OBJECTIVE

Surgery for tumors around the jugular foramen has significant risks of dysphagia and vocal cord palsy due to possible damage to the lower cranial nerve functions. For its treatment, long-term tumor control by maximum resection while avoiding permanent neurological damage is required. To accomplish this challenging goal, the authors developed an intraoperative continuous vagus nerve monitoring system and herein report their experience with this novel neuromonitoring method.

METHODS

Fifty consecutive patients with tumors around the jugular foramen (34 jugular foramen schwannomas, 11 meningiomas, 3 hypoglossal schwannomas, and 2 others) who underwent microsurgical resection under continuous vagus nerve monitoring within an 11-year period were retrospectively investigated. Evoked vagus nerve electromyograms were continuously monitored by direct 1-Hz stimulation to the nerve throughout the microsurgical procedure.

RESULTS

The average resection rate was 96.2%, and no additional surgery was required in any of the patients during the follow-up period (average 65.0 months). Extubation immediately after surgery and oral feeding within 10 days postoperatively were each achieved in 49 patients (98.0%). In 7 patients (14.0%), dysphagia and/or hoarseness were mildly worsened postoperatively at the latest follow-up, but tracheostomy or gastrostomy was not required in any of them.

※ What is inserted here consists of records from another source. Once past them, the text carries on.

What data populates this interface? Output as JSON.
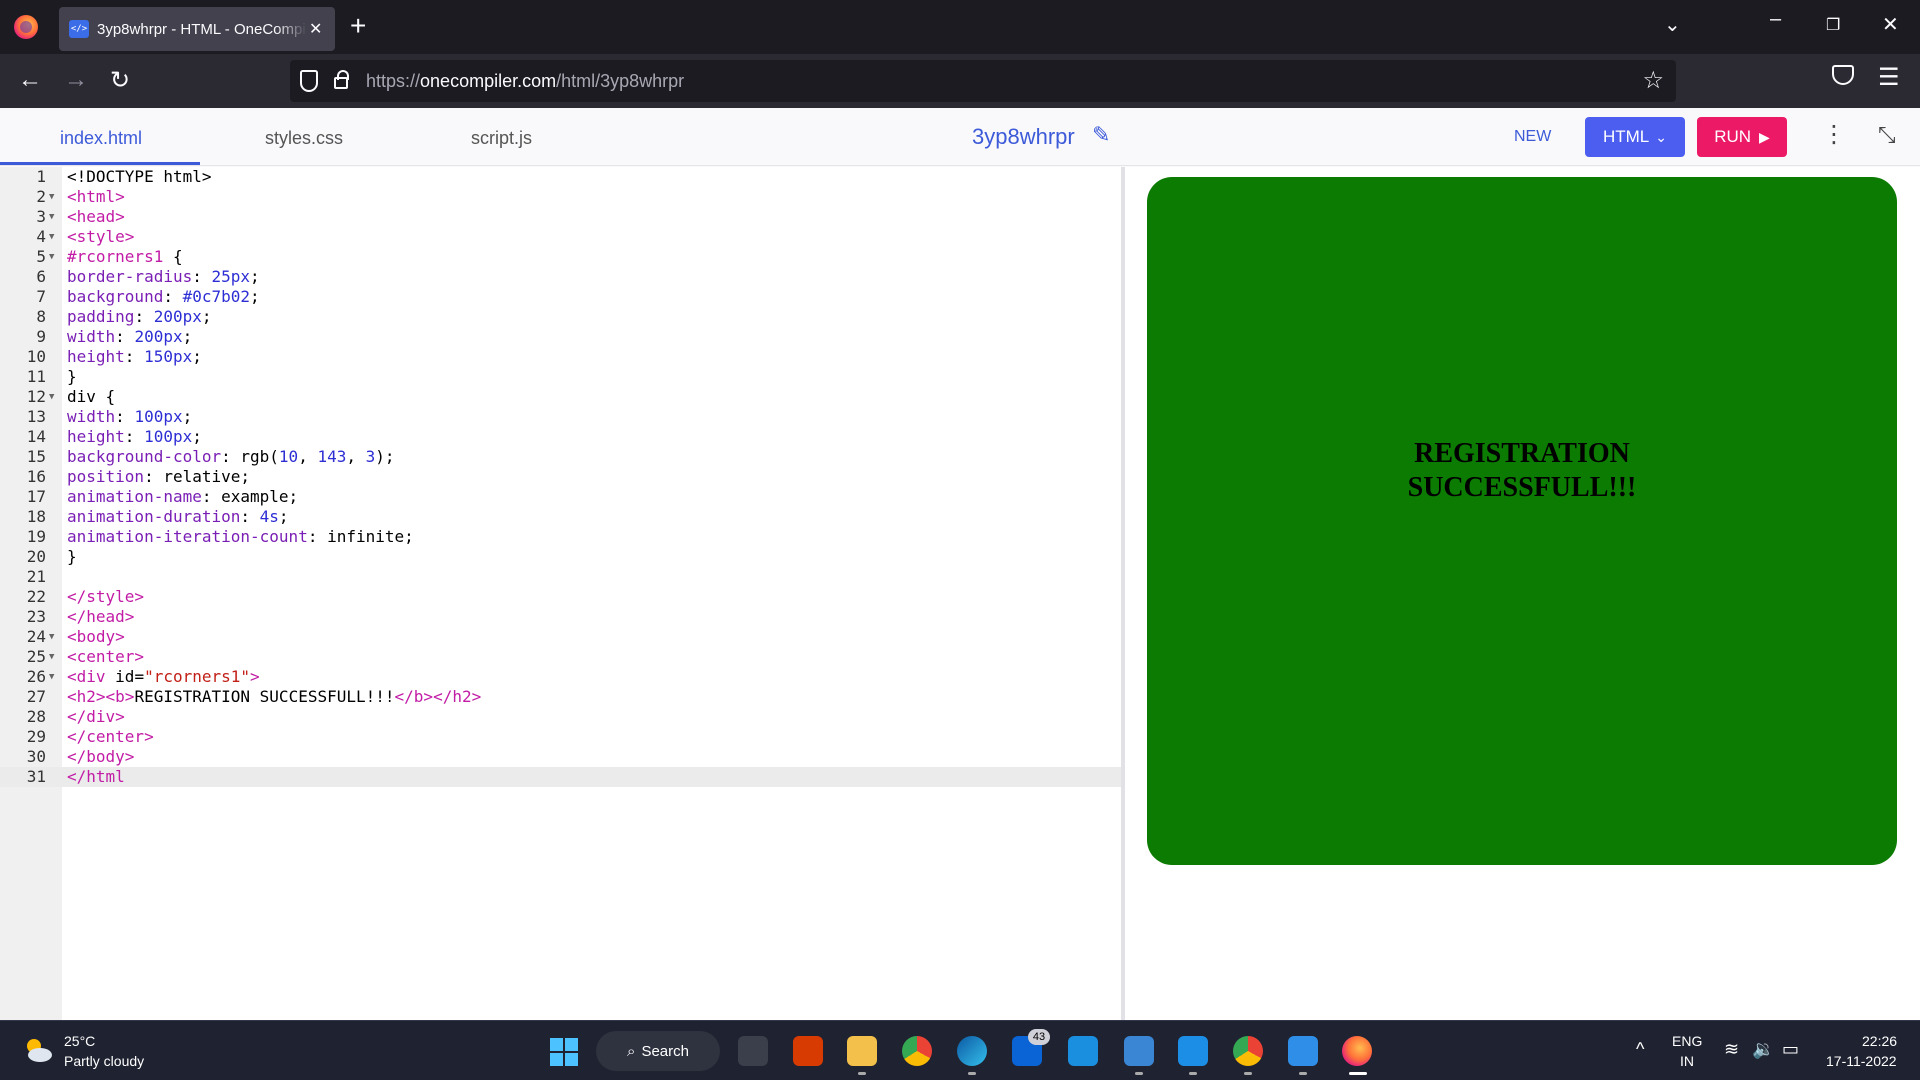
{
  "browser": {
    "tab_title": "3yp8whrpr - HTML - OneCompiler",
    "tab_favicon": "</>",
    "url_prefix": "https://",
    "url_domain": "onecompiler.com",
    "url_path": "/html/3yp8whrpr"
  },
  "app": {
    "file_tabs": [
      "index.html",
      "styles.css",
      "script.js"
    ],
    "active_tab": "index.html",
    "project_title": "3yp8whrpr",
    "new_label": "NEW",
    "language_label": "HTML",
    "run_label": "RUN"
  },
  "editor": {
    "active_line": 31,
    "lines": [
      {
        "n": "1",
        "fold": false,
        "segments": [
          [
            "",
            "<!DOCTYPE html>"
          ]
        ]
      },
      {
        "n": "2",
        "fold": true,
        "segments": [
          [
            "t",
            "<html>"
          ]
        ]
      },
      {
        "n": "3",
        "fold": true,
        "segments": [
          [
            "t",
            "<head>"
          ]
        ]
      },
      {
        "n": "4",
        "fold": true,
        "segments": [
          [
            "t",
            "<style>"
          ]
        ]
      },
      {
        "n": "5",
        "fold": true,
        "segments": [
          [
            "t",
            "#rcorners1"
          ],
          [
            "",
            " {"
          ]
        ]
      },
      {
        "n": "6",
        "fold": false,
        "segments": [
          [
            "p",
            "border-radius"
          ],
          [
            "",
            ": "
          ],
          [
            "n",
            "25px"
          ],
          [
            "",
            ";"
          ]
        ]
      },
      {
        "n": "7",
        "fold": false,
        "segments": [
          [
            "p",
            "background"
          ],
          [
            "",
            ": "
          ],
          [
            "n",
            "#0c7b02"
          ],
          [
            "",
            ";"
          ]
        ]
      },
      {
        "n": "8",
        "fold": false,
        "segments": [
          [
            "p",
            "padding"
          ],
          [
            "",
            ": "
          ],
          [
            "n",
            "200px"
          ],
          [
            "",
            ";"
          ]
        ]
      },
      {
        "n": "9",
        "fold": false,
        "segments": [
          [
            "p",
            "width"
          ],
          [
            "",
            ": "
          ],
          [
            "n",
            "200px"
          ],
          [
            "",
            ";"
          ]
        ]
      },
      {
        "n": "10",
        "fold": false,
        "segments": [
          [
            "p",
            "height"
          ],
          [
            "",
            ": "
          ],
          [
            "n",
            "150px"
          ],
          [
            "",
            ";"
          ]
        ]
      },
      {
        "n": "11",
        "fold": false,
        "segments": [
          [
            "",
            "}"
          ]
        ]
      },
      {
        "n": "12",
        "fold": true,
        "segments": [
          [
            "",
            "div {"
          ]
        ]
      },
      {
        "n": "13",
        "fold": false,
        "segments": [
          [
            "p",
            "width"
          ],
          [
            "",
            ": "
          ],
          [
            "n",
            "100px"
          ],
          [
            "",
            ";"
          ]
        ]
      },
      {
        "n": "14",
        "fold": false,
        "segments": [
          [
            "p",
            "height"
          ],
          [
            "",
            ": "
          ],
          [
            "n",
            "100px"
          ],
          [
            "",
            ";"
          ]
        ]
      },
      {
        "n": "15",
        "fold": false,
        "segments": [
          [
            "p",
            "background-color"
          ],
          [
            "",
            ": rgb("
          ],
          [
            "n",
            "10"
          ],
          [
            "",
            ", "
          ],
          [
            "n",
            "143"
          ],
          [
            "",
            ", "
          ],
          [
            "n",
            "3"
          ],
          [
            "",
            ");"
          ]
        ]
      },
      {
        "n": "16",
        "fold": false,
        "segments": [
          [
            "p",
            "position"
          ],
          [
            "",
            ": relative;"
          ]
        ]
      },
      {
        "n": "17",
        "fold": false,
        "segments": [
          [
            "p",
            "animation-name"
          ],
          [
            "",
            ": example;"
          ]
        ]
      },
      {
        "n": "18",
        "fold": false,
        "segments": [
          [
            "p",
            "animation-duration"
          ],
          [
            "",
            ": "
          ],
          [
            "n",
            "4s"
          ],
          [
            "",
            ";"
          ]
        ]
      },
      {
        "n": "19",
        "fold": false,
        "segments": [
          [
            "p",
            "animation-iteration-count"
          ],
          [
            "",
            ": infinite;"
          ]
        ]
      },
      {
        "n": "20",
        "fold": false,
        "segments": [
          [
            "",
            "}"
          ]
        ]
      },
      {
        "n": "21",
        "fold": false,
        "segments": []
      },
      {
        "n": "22",
        "fold": false,
        "segments": [
          [
            "t",
            "</style>"
          ]
        ]
      },
      {
        "n": "23",
        "fold": false,
        "segments": [
          [
            "t",
            "</head>"
          ]
        ]
      },
      {
        "n": "24",
        "fold": true,
        "segments": [
          [
            "t",
            "<body>"
          ]
        ]
      },
      {
        "n": "25",
        "fold": true,
        "segments": [
          [
            "t",
            "<center>"
          ]
        ]
      },
      {
        "n": "26",
        "fold": true,
        "segments": [
          [
            "t",
            "<div "
          ],
          [
            "",
            "id="
          ],
          [
            "s",
            "\"rcorners1\""
          ],
          [
            "t",
            ">"
          ]
        ]
      },
      {
        "n": "27",
        "fold": false,
        "segments": [
          [
            "t",
            "<h2><b>"
          ],
          [
            "",
            "REGISTRATION SUCCESSFULL!!!"
          ],
          [
            "t",
            "</b></h2>"
          ]
        ]
      },
      {
        "n": "28",
        "fold": false,
        "segments": [
          [
            "t",
            "</div>"
          ]
        ]
      },
      {
        "n": "29",
        "fold": false,
        "segments": [
          [
            "t",
            "</center>"
          ]
        ]
      },
      {
        "n": "30",
        "fold": false,
        "segments": [
          [
            "t",
            "</body>"
          ]
        ]
      },
      {
        "n": "31",
        "fold": false,
        "segments": [
          [
            "t",
            "</html"
          ]
        ]
      }
    ]
  },
  "output": {
    "box_color": "#0c7b02",
    "text": "REGISTRATION SUCCESSFULL!!!"
  },
  "taskbar": {
    "temperature": "25°C",
    "weather": "Partly cloudy",
    "search_label": "Search",
    "mail_badge": "43",
    "lang_line1": "ENG",
    "lang_line2": "IN",
    "time": "22:26",
    "date": "17-11-2022"
  },
  "colors": {
    "accent": "#3d5bd9",
    "html_button": "#4c5ef0",
    "run_button": "#ec1a66"
  }
}
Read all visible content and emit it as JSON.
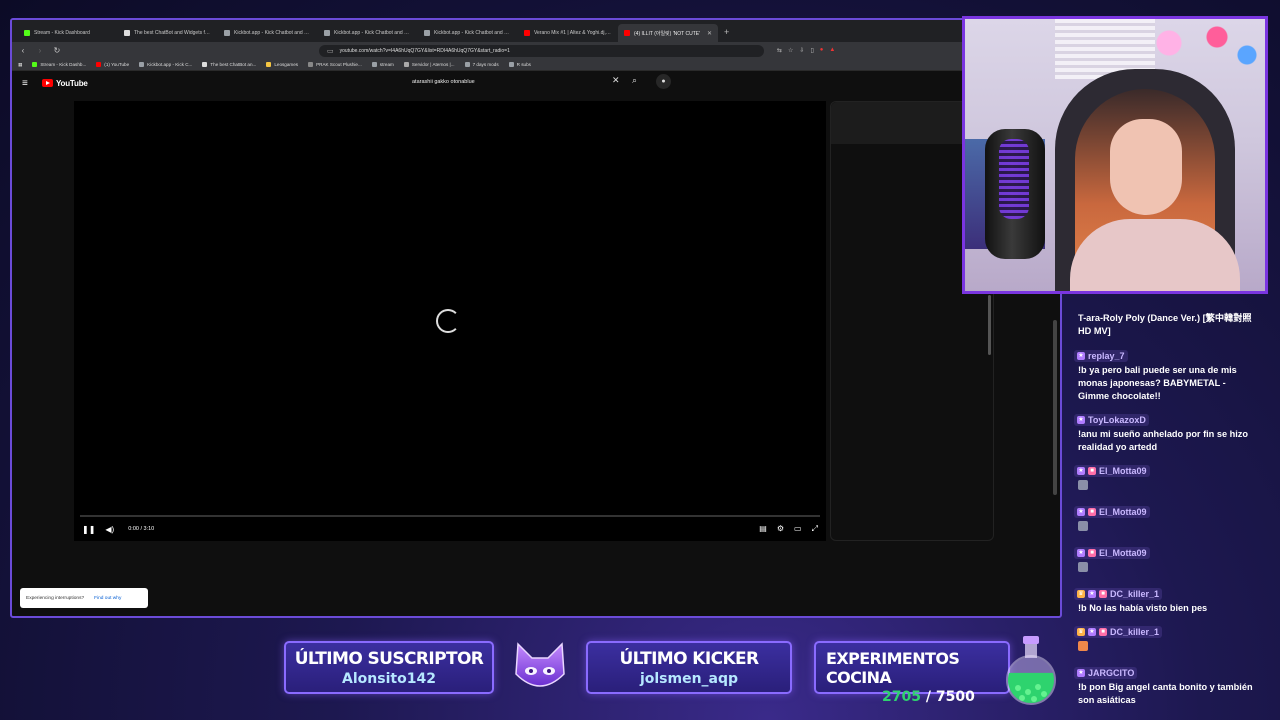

Amplitude preservation ratios on intraoperative vagus nerve electromyograms were significantly smaller in patients with postoperative worsening of dysphagia and/or hoarseness (cutoff value 63%, sensitivity 86%, specificity 79%).

CONCLUSIONS

Intraoperative continuous vagus nerve monitoring enables real-time and quantitative assessment of vagus nerve function and is important for avoiding permanent vagus nerve palsy, while helping to achieve sufficient resection of tumors around the jugular foramen.

Open access

Norio Ichimasu, Nobuyuki Nakajima, Ken Matsushima, Michihiro Kohno, and Yutaka Takusagawa

In this operative video, the authors demonstrate the case of a 53-year-old woman who presented with typical right trigeminal neuralgia by a trigeminocerebellar artery (TCA). The TCA was first defined by Marinković as a unique branch of the basilar artery supplying both the trigeminal nerve root and the cerebellar hemisphere. As a result of the close relationship between this vessel and the nerve root, the TCA might compress the nerve root, thereby causing trigeminal neuralgia. However, few cases of trigeminal neuralgia caused by TCA have been reported. This video shows the microvascular decompression for trigeminal neuralgia by the TCA.

The video can be found here: https://youtu.be/UnGsCQRK6aY